• [TASK STATEMENT] Write out every line of the data below exactly as given.

★ ★ ★ ★ ★

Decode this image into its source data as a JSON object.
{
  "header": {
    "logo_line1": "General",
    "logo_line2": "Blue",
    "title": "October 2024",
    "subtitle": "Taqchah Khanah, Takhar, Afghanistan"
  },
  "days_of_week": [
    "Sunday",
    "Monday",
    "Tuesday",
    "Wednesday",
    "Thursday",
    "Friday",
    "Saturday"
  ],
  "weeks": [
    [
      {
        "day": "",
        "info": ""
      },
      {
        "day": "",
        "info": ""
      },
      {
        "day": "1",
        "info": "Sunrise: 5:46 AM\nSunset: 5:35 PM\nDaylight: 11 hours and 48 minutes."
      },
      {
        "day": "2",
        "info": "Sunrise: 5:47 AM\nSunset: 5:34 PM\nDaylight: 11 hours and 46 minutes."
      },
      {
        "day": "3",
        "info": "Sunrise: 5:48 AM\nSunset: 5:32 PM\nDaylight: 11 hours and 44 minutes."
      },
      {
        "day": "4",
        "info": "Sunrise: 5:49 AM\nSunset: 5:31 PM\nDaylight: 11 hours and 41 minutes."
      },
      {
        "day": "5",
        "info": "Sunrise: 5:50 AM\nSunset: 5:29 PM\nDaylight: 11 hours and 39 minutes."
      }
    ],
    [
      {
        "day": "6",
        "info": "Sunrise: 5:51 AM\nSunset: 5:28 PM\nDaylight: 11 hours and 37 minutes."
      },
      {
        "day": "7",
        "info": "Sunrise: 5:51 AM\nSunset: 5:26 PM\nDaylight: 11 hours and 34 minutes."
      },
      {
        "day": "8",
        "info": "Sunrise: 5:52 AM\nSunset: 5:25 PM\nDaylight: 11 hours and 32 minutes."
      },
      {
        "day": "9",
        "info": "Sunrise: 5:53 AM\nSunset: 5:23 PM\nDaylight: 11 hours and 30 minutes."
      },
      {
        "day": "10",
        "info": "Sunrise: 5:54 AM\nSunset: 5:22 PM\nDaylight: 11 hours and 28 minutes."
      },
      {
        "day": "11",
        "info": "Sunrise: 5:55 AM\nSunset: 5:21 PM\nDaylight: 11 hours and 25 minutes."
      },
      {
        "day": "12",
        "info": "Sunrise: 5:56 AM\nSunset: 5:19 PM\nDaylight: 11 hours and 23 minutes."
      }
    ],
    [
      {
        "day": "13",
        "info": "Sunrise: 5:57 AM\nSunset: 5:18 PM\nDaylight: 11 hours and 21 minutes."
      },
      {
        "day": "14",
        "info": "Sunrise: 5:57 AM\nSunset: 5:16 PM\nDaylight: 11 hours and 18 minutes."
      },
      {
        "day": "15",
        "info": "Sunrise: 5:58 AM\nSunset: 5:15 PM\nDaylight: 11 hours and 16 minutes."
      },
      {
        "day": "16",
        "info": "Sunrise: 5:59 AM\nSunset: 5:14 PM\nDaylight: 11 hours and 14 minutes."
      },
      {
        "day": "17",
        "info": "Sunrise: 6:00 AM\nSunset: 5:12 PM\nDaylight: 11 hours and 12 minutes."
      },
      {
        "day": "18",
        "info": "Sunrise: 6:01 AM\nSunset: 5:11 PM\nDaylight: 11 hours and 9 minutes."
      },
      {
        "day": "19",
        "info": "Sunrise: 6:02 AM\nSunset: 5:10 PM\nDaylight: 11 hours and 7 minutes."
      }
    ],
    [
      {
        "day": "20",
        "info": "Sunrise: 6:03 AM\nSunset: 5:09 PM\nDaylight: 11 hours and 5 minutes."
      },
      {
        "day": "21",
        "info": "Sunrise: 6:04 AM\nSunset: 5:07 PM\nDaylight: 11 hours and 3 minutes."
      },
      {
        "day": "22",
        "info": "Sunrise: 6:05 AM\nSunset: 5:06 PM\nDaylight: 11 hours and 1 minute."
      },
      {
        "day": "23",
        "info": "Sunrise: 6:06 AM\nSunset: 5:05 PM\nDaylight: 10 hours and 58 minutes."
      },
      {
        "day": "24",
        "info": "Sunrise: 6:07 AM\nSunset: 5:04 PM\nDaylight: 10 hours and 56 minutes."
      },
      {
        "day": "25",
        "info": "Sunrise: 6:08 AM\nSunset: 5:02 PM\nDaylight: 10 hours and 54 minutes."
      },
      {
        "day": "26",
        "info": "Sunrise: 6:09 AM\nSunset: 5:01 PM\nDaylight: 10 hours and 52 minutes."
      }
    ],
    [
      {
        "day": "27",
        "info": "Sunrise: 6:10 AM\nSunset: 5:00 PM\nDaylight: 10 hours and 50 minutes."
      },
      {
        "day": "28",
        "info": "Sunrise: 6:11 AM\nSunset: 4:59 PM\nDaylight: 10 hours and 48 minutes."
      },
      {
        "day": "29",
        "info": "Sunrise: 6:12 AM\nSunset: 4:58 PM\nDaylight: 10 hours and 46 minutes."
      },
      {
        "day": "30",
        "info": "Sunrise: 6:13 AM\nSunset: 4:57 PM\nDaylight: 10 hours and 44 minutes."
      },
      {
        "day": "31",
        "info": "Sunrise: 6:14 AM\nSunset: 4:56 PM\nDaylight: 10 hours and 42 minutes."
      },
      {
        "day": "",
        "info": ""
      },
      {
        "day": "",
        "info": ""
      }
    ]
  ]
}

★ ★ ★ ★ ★

• [EXERCISE SOLUTION]
Decode this image into its source data as a JSON object.
{
  "header": {
    "logo_line1": "General",
    "logo_line2": "Blue",
    "title": "October 2024",
    "subtitle": "Taqchah Khanah, Takhar, Afghanistan"
  },
  "days_of_week": [
    "Sunday",
    "Monday",
    "Tuesday",
    "Wednesday",
    "Thursday",
    "Friday",
    "Saturday"
  ],
  "weeks": [
    [
      {
        "day": "",
        "info": ""
      },
      {
        "day": "",
        "info": ""
      },
      {
        "day": "1",
        "info": "Sunrise: 5:46 AM\nSunset: 5:35 PM\nDaylight: 11 hours and 48 minutes."
      },
      {
        "day": "2",
        "info": "Sunrise: 5:47 AM\nSunset: 5:34 PM\nDaylight: 11 hours and 46 minutes."
      },
      {
        "day": "3",
        "info": "Sunrise: 5:48 AM\nSunset: 5:32 PM\nDaylight: 11 hours and 44 minutes."
      },
      {
        "day": "4",
        "info": "Sunrise: 5:49 AM\nSunset: 5:31 PM\nDaylight: 11 hours and 41 minutes."
      },
      {
        "day": "5",
        "info": "Sunrise: 5:50 AM\nSunset: 5:29 PM\nDaylight: 11 hours and 39 minutes."
      }
    ],
    [
      {
        "day": "6",
        "info": "Sunrise: 5:51 AM\nSunset: 5:28 PM\nDaylight: 11 hours and 37 minutes."
      },
      {
        "day": "7",
        "info": "Sunrise: 5:51 AM\nSunset: 5:26 PM\nDaylight: 11 hours and 34 minutes."
      },
      {
        "day": "8",
        "info": "Sunrise: 5:52 AM\nSunset: 5:25 PM\nDaylight: 11 hours and 32 minutes."
      },
      {
        "day": "9",
        "info": "Sunrise: 5:53 AM\nSunset: 5:23 PM\nDaylight: 11 hours and 30 minutes."
      },
      {
        "day": "10",
        "info": "Sunrise: 5:54 AM\nSunset: 5:22 PM\nDaylight: 11 hours and 28 minutes."
      },
      {
        "day": "11",
        "info": "Sunrise: 5:55 AM\nSunset: 5:21 PM\nDaylight: 11 hours and 25 minutes."
      },
      {
        "day": "12",
        "info": "Sunrise: 5:56 AM\nSunset: 5:19 PM\nDaylight: 11 hours and 23 minutes."
      }
    ],
    [
      {
        "day": "13",
        "info": "Sunrise: 5:57 AM\nSunset: 5:18 PM\nDaylight: 11 hours and 21 minutes."
      },
      {
        "day": "14",
        "info": "Sunrise: 5:57 AM\nSunset: 5:16 PM\nDaylight: 11 hours and 18 minutes."
      },
      {
        "day": "15",
        "info": "Sunrise: 5:58 AM\nSunset: 5:15 PM\nDaylight: 11 hours and 16 minutes."
      },
      {
        "day": "16",
        "info": "Sunrise: 5:59 AM\nSunset: 5:14 PM\nDaylight: 11 hours and 14 minutes."
      },
      {
        "day": "17",
        "info": "Sunrise: 6:00 AM\nSunset: 5:12 PM\nDaylight: 11 hours and 12 minutes."
      },
      {
        "day": "18",
        "info": "Sunrise: 6:01 AM\nSunset: 5:11 PM\nDaylight: 11 hours and 9 minutes."
      },
      {
        "day": "19",
        "info": "Sunrise: 6:02 AM\nSunset: 5:10 PM\nDaylight: 11 hours and 7 minutes."
      }
    ],
    [
      {
        "day": "20",
        "info": "Sunrise: 6:03 AM\nSunset: 5:09 PM\nDaylight: 11 hours and 5 minutes."
      },
      {
        "day": "21",
        "info": "Sunrise: 6:04 AM\nSunset: 5:07 PM\nDaylight: 11 hours and 3 minutes."
      },
      {
        "day": "22",
        "info": "Sunrise: 6:05 AM\nSunset: 5:06 PM\nDaylight: 11 hours and 1 minute."
      },
      {
        "day": "23",
        "info": "Sunrise: 6:06 AM\nSunset: 5:05 PM\nDaylight: 10 hours and 58 minutes."
      },
      {
        "day": "24",
        "info": "Sunrise: 6:07 AM\nSunset: 5:04 PM\nDaylight: 10 hours and 56 minutes."
      },
      {
        "day": "25",
        "info": "Sunrise: 6:08 AM\nSunset: 5:02 PM\nDaylight: 10 hours and 54 minutes."
      },
      {
        "day": "26",
        "info": "Sunrise: 6:09 AM\nSunset: 5:01 PM\nDaylight: 10 hours and 52 minutes."
      }
    ],
    [
      {
        "day": "27",
        "info": "Sunrise: 6:10 AM\nSunset: 5:00 PM\nDaylight: 10 hours and 50 minutes."
      },
      {
        "day": "28",
        "info": "Sunrise: 6:11 AM\nSunset: 4:59 PM\nDaylight: 10 hours and 48 minutes."
      },
      {
        "day": "29",
        "info": "Sunrise: 6:12 AM\nSunset: 4:58 PM\nDaylight: 10 hours and 46 minutes."
      },
      {
        "day": "30",
        "info": "Sunrise: 6:13 AM\nSunset: 4:57 PM\nDaylight: 10 hours and 44 minutes."
      },
      {
        "day": "31",
        "info": "Sunrise: 6:14 AM\nSunset: 4:56 PM\nDaylight: 10 hours and 42 minutes."
      },
      {
        "day": "",
        "info": ""
      },
      {
        "day": "",
        "info": ""
      }
    ]
  ]
}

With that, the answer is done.